>Kiwi and Enterprise Architecture


Most of us don’t give must thought to a company like Kiwi, founded in 1906, that makes shoe polish (you know, the ones sold in the round tins with the twist handles that prop open the lid). However, Kiwi has been remaking itself and in 2007 contributed $310 million in sales to Sara Lee Corporation.

The Wall Street Journal, 20 December 2007, reports how two years ago, Kiwi “interviewed 3500 people in eight countries about their shoe care needs” and they found that “on a list of more than 20 attributes people desired in their shoes, shine ranked merely 17th.” Kiwi went on to re-architect the company from being a shoe shine-centric one to one with a varied shoe care product line more in tune with customer needs for fresh smelling and comfortable shoes.

The Chief Executive of Kiwi states─ “‘it became clear: innovation was a key value of ours’…but innovation wasn’t enough…products had to be informed by the needs and desires of consumers.”

Kiwi’s approach was very much in line with User-centric EA. They focused on the user requirements first and foremost. Then, and only then, did they apply innovation to new products to satisfy the needs.

The company went on to develop: “’fresh’ins’ (thin lightly fragranced shoe inserts for women) and ‘smiling feet’ (a line of cushions for heels and the balls of feet, anti-slip pads and strips that can be placed behind the straps of high-heel sling-back shoes.”) Kiwi transformed itself and became “a foot care brand without losing its edge as the world’s shoe-care expert.”

How did they transform themselves?

1) Requirements gathering: They surveyed and sought to understand their customers’ needs.
2) Solution analysis and design: They consulted podiatrists and physiologists “to understand foot anatomy and how bacteria trigger odor buildup in shoes.”
3) Prototype development: Kiwi created “prototypes that customers could actually put on their feet.”
4) Marketing planning: Kiwi designed new packaging and made a new merchandising system for in store displays that grouped “their women’s products, athletic products, [and] shoe shine products by color─moves intended to make the shoe-care aisle easier to shop.”

Kiwi implemented a true User-centric EA approach to its transformation efforts. They did not let advances in foot care products drive the business approach, but rather they let the consumers and their requirements drive the business and its product development expansion. Moreover, the company focused not only on product development, but integrated a comprehensive solution to meet their consumer needs through a whole new line of foot care products (augmenting their shoe care line) and incorporated testing and marketing to ensure a successful launch. What an amazing feat for Kiwi (no pun intended)!

>CONOPS, Proof of Concepts, Prototypes, Pilots, and Enterprise Architecture


User-centric EA seeks to implement successful IT governance for the enterprise. As such, it seeks to ensure that new systems not only meet users’ requirements, but also that organizational investments in new IT are successful.

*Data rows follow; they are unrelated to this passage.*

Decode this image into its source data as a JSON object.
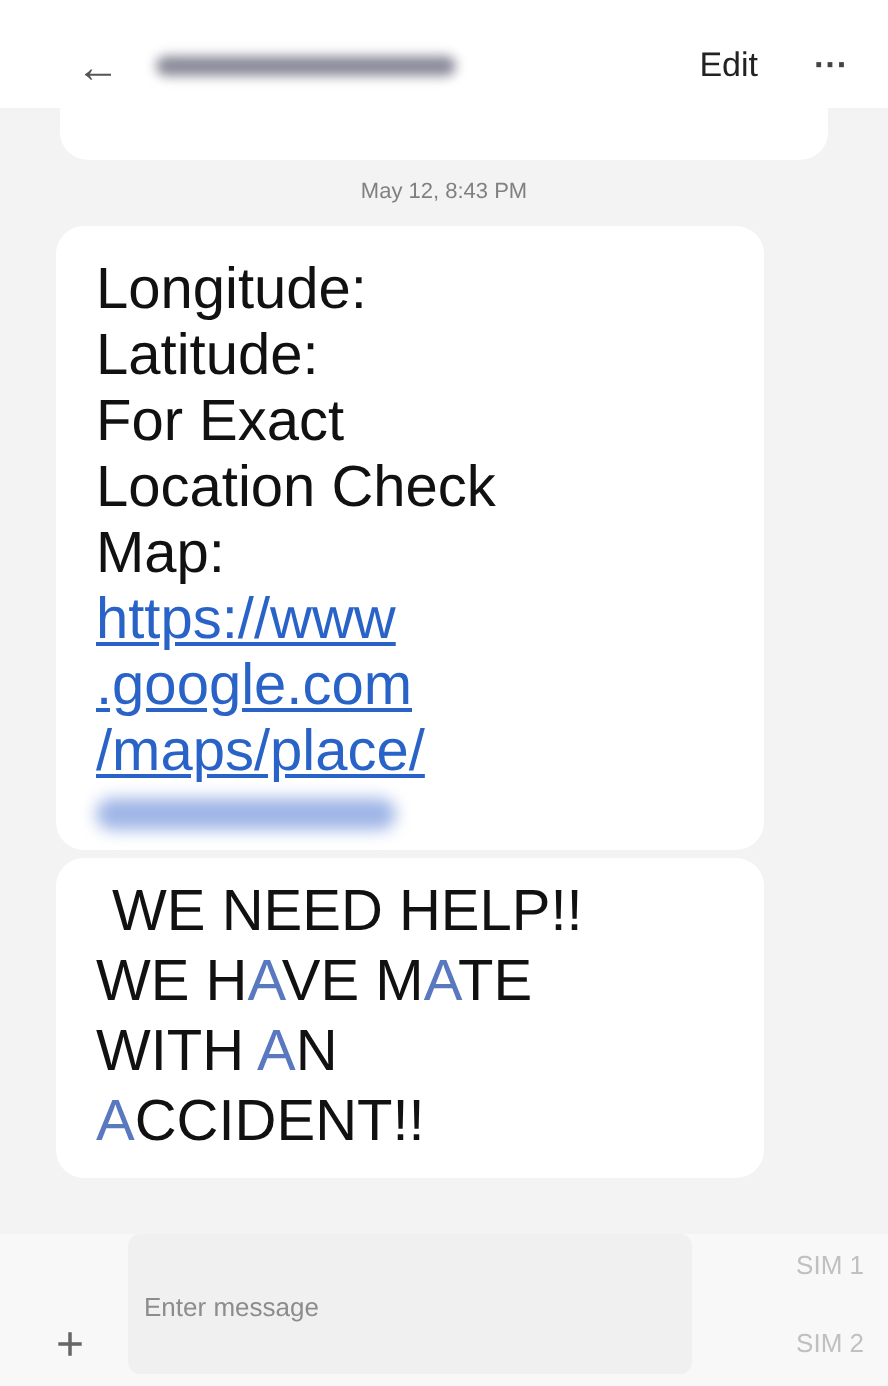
{
  "header": {
    "back": "←",
    "action": "Edit",
    "more": "···"
  },
  "timestamp": "May 12, 8:43 PM",
  "message_1": {
    "lines": [
      "Longitude:",
      "Latitude:",
      "For Exact",
      "Location Check",
      "Map:"
    ],
    "link_lines": [
      "https://www",
      ".google.com",
      "/maps/place/"
    ]
  },
  "message_2": {
    "lines": [
      [
        {
          "text": " WE NEED HELP!!",
          "highlighted": false
        }
      ],
      [
        {
          "text": "WE H",
          "highlighted": false
        },
        {
          "text": "A",
          "highlighted": true
        },
        {
          "text": "VE M",
          "highlighted": false
        },
        {
          "text": "A",
          "highlighted": true
        },
        {
          "text": "TE",
          "highlighted": false
        }
      ],
      [
        {
          "text": "WITH ",
          "highlighted": false
        },
        {
          "text": "A",
          "highlighted": true
        },
        {
          "text": "N",
          "highlighted": false
        }
      ],
      [
        {
          "text": "A",
          "highlighted": true
        },
        {
          "text": "CCIDENT!!",
          "highlighted": false
        }
      ]
    ]
  },
  "composer": {
    "add": "+",
    "placeholder": "Enter message",
    "sims": [
      "SIM 1",
      "SIM 2"
    ]
  }
}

There are a number of ways to phase in a new system to help ensure its success for the organization.

By first developing a clear definition of capabilities (CONOPS), and moving from proof of concept to prototype and to pilot, risk is mitigated on new system implementations and more systems are successfully brought to fruition. This phased systems development approach helps User-centric EA meets it target architecture and transition plan for the organization.

  • Concept of Operations (CONOPS)—evolves from a concept and is a description of how a set of capabilities may be employed to achieve desired objectives or a particular end state for a specific scenario.”
  • Proof of Concepta partial solution to a problem intended to prove the viability of the concept. A proof of concept may involve a small number of users acting in a business (non-IT) role using the system to establish that it satisfies some aspect of the requirements for the complete solution. The proof of concept is usually considered a milestone on the way of a fully functioning prototype.
  • Prototype—an original instance of some thing serving as a typical example for other things of the same category. A prototype is built to test the function and feel of the new design before starting production of a product.
  • Pilot—an initial roll out of a system into production targeting a limited scope of the intended final solution. The scope may be limited by the number of users which can access the system or by the business categories affected or the business partners involved or other restrictions as appropriate to the domain. The intent of a pilot project is to validate that the system is working in production as designed and limiting the business exposure if it is not.”

Note: Definitions of proof of concept, prototype, and pilot project were adapted from Wikipedia. The Definition for CONOPS was adapted from Navy Warfare Development Command (public website).